(Beginning of Supplied information)

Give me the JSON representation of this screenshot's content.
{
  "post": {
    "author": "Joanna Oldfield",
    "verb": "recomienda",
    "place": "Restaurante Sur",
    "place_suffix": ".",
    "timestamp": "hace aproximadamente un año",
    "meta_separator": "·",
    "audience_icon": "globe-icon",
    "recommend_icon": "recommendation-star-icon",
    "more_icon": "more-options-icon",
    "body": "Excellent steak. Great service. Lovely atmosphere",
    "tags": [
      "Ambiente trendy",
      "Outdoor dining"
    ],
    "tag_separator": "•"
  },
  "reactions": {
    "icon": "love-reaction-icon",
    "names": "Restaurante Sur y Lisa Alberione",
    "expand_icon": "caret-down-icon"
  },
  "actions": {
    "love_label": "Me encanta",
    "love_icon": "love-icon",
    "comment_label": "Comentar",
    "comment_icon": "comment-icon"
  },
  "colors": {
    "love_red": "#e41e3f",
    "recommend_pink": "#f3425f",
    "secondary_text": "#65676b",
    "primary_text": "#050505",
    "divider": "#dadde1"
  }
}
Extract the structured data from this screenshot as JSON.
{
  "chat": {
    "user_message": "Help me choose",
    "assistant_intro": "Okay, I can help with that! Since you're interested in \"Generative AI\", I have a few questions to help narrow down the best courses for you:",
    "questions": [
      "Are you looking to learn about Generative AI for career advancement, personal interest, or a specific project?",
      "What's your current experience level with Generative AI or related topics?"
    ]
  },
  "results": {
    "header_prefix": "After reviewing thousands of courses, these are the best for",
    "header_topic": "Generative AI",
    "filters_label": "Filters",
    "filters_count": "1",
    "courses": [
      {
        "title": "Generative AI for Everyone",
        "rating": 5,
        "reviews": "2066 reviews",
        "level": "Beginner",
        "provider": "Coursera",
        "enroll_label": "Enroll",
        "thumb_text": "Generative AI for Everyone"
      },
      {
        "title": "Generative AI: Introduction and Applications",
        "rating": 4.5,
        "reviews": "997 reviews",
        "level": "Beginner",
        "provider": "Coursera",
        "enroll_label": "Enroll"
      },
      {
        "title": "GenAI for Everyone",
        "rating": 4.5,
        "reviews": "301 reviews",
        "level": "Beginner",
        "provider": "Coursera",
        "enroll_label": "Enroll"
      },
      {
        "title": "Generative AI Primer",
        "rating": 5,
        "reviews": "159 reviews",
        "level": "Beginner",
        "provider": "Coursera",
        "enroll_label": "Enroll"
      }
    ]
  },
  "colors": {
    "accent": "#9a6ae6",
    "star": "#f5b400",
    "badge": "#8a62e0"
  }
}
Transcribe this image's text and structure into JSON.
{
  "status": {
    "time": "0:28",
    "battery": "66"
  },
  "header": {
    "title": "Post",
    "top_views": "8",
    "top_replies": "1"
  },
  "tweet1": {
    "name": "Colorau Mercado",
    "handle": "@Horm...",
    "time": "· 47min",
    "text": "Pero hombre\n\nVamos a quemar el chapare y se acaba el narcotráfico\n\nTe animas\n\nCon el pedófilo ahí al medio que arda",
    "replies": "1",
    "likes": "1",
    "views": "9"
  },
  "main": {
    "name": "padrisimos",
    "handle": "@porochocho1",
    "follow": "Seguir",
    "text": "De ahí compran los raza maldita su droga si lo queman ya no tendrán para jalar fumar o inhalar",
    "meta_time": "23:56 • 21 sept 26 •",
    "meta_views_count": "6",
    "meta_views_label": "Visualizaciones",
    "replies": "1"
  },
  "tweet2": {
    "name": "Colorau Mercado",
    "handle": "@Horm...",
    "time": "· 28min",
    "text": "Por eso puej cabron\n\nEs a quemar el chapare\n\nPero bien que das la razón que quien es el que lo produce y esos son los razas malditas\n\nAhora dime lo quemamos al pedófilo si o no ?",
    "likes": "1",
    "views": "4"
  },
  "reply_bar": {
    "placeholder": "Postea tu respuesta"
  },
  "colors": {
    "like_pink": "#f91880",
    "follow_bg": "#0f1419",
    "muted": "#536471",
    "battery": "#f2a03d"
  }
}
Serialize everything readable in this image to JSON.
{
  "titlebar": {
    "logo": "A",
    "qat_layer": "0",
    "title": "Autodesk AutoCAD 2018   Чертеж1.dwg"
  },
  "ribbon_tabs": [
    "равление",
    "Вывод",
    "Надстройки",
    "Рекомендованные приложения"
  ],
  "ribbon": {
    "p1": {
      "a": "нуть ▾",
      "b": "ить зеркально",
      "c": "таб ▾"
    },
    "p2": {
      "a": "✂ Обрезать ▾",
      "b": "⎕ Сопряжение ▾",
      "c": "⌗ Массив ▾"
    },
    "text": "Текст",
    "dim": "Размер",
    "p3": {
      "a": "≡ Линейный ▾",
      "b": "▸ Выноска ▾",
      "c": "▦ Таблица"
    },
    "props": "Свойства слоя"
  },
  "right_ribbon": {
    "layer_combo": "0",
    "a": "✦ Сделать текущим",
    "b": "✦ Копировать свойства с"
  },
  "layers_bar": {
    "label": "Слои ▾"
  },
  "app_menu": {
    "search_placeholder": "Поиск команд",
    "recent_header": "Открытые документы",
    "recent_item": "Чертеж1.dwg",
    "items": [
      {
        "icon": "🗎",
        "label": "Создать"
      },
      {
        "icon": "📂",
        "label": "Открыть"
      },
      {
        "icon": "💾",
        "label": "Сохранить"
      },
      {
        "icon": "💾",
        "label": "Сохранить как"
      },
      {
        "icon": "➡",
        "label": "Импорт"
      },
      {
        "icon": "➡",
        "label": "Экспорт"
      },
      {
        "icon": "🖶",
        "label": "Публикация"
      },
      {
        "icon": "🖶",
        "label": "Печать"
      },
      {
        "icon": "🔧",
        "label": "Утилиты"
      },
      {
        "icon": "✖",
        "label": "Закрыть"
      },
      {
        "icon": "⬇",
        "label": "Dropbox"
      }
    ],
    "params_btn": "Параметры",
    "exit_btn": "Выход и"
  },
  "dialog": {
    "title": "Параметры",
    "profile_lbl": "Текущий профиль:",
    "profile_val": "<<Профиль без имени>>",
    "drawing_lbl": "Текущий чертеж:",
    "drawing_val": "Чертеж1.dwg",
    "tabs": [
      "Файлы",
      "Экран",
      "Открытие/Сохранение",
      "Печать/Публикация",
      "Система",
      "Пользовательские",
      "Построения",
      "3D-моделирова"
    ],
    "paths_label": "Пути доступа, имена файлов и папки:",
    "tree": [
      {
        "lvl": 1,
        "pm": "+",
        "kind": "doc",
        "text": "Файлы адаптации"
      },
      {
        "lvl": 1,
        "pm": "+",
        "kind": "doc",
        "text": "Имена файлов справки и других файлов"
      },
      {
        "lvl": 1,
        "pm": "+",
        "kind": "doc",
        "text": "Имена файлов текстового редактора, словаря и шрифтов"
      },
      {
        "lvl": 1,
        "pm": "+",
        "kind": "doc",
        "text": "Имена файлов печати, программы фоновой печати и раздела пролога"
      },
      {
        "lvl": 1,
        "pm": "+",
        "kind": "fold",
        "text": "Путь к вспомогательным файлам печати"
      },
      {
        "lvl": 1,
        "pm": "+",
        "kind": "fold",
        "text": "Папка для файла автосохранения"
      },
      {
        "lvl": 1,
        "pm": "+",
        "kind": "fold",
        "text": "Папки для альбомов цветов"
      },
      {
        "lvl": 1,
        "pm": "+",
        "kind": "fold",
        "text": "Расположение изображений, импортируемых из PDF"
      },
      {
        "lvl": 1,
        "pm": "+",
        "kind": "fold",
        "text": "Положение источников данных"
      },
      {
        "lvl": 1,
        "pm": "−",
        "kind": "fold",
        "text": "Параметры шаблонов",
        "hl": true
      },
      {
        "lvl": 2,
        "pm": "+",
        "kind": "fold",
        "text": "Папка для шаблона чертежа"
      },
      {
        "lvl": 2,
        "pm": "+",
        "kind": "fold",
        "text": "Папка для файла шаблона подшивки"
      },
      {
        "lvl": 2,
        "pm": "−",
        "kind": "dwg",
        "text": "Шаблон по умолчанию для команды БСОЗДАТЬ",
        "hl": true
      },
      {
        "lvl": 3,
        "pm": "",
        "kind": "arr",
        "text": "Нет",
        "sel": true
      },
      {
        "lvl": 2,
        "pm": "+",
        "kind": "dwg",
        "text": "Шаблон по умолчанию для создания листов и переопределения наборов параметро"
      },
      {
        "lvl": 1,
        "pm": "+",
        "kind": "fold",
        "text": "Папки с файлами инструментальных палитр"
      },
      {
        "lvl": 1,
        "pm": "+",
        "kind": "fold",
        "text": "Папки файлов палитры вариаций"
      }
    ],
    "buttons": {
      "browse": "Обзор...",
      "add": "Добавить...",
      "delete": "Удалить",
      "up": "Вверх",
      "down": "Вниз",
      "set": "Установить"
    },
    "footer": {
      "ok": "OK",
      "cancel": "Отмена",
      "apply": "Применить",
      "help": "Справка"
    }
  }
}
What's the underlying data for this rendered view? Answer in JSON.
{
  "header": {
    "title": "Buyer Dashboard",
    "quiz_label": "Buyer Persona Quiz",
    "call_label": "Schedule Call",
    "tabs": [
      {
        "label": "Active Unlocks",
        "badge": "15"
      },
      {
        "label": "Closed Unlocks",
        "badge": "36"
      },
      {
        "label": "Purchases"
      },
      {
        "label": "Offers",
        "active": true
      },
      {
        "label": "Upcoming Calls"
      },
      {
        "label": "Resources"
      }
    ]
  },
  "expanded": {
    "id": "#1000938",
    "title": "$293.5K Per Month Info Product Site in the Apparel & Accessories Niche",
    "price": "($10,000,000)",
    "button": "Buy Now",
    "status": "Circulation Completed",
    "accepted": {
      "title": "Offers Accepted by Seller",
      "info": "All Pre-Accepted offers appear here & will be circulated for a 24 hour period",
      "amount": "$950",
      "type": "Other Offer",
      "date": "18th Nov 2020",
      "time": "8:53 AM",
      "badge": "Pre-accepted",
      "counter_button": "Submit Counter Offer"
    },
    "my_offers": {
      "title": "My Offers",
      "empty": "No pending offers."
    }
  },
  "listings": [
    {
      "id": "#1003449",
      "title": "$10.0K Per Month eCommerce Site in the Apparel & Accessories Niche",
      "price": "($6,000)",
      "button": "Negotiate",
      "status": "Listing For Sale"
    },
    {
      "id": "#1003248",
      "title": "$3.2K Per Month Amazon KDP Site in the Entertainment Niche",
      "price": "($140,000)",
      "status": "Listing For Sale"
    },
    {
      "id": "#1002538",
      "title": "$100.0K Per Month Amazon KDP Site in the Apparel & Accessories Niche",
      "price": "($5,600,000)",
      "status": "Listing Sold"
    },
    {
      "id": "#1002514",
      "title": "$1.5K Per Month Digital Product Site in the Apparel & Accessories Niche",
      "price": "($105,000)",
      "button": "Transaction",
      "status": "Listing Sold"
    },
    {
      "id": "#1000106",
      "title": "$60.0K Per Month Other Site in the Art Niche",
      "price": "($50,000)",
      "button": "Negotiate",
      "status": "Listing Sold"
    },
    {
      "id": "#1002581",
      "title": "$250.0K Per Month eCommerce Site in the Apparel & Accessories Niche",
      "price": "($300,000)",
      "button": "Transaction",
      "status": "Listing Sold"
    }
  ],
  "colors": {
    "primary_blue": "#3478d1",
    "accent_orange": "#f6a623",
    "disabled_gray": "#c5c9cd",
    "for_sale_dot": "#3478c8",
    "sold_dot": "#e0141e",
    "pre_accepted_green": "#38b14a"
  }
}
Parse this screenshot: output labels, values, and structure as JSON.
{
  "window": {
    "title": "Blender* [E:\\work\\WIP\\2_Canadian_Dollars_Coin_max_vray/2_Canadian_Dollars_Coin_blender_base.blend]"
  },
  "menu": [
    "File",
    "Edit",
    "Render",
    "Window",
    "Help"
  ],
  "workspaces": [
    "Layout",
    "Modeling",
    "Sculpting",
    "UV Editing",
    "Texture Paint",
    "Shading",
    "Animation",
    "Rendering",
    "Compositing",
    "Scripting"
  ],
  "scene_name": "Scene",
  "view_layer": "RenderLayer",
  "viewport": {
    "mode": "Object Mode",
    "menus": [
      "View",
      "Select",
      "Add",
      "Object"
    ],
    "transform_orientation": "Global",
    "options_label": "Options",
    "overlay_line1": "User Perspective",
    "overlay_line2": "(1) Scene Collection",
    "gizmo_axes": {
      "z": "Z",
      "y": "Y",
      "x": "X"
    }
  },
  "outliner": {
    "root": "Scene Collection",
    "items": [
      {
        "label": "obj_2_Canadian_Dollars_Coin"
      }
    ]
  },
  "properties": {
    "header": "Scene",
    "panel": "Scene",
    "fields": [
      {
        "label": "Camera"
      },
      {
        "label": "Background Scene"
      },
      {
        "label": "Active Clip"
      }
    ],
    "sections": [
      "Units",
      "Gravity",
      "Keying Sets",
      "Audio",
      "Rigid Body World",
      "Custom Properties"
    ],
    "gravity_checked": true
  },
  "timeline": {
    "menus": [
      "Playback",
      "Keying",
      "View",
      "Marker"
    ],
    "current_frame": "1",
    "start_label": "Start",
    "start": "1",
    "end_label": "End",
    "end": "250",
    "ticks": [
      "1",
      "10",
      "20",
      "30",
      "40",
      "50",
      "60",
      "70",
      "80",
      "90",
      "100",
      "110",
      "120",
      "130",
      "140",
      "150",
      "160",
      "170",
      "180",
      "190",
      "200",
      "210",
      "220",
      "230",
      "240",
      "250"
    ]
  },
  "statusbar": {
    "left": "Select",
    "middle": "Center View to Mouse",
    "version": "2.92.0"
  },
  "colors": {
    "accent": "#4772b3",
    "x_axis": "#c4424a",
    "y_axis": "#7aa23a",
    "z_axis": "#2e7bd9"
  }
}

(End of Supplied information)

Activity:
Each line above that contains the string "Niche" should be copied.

Answer for the task:
    "title": "$293.5K Per Month Info Product Site in the Apparel & Accessories Niche",
      "title": "$10.0K Per Month eCommerce Site in the Apparel & Accessories Niche",
      "title": "$3.2K Per Month Amazon KDP Site in the Entertainment Niche",
      "title": "$100.0K Per Month Amazon KDP Site in the Apparel & Accessories Niche",
      "title": "$1.5K Per Month Digital Product Site in the Apparel & Accessories Niche",
      "title": "$60.0K Per Month Other Site in the Art Niche",
      "title": "$250.0K Per Month eCommerce Site in the Apparel & Accessories Niche",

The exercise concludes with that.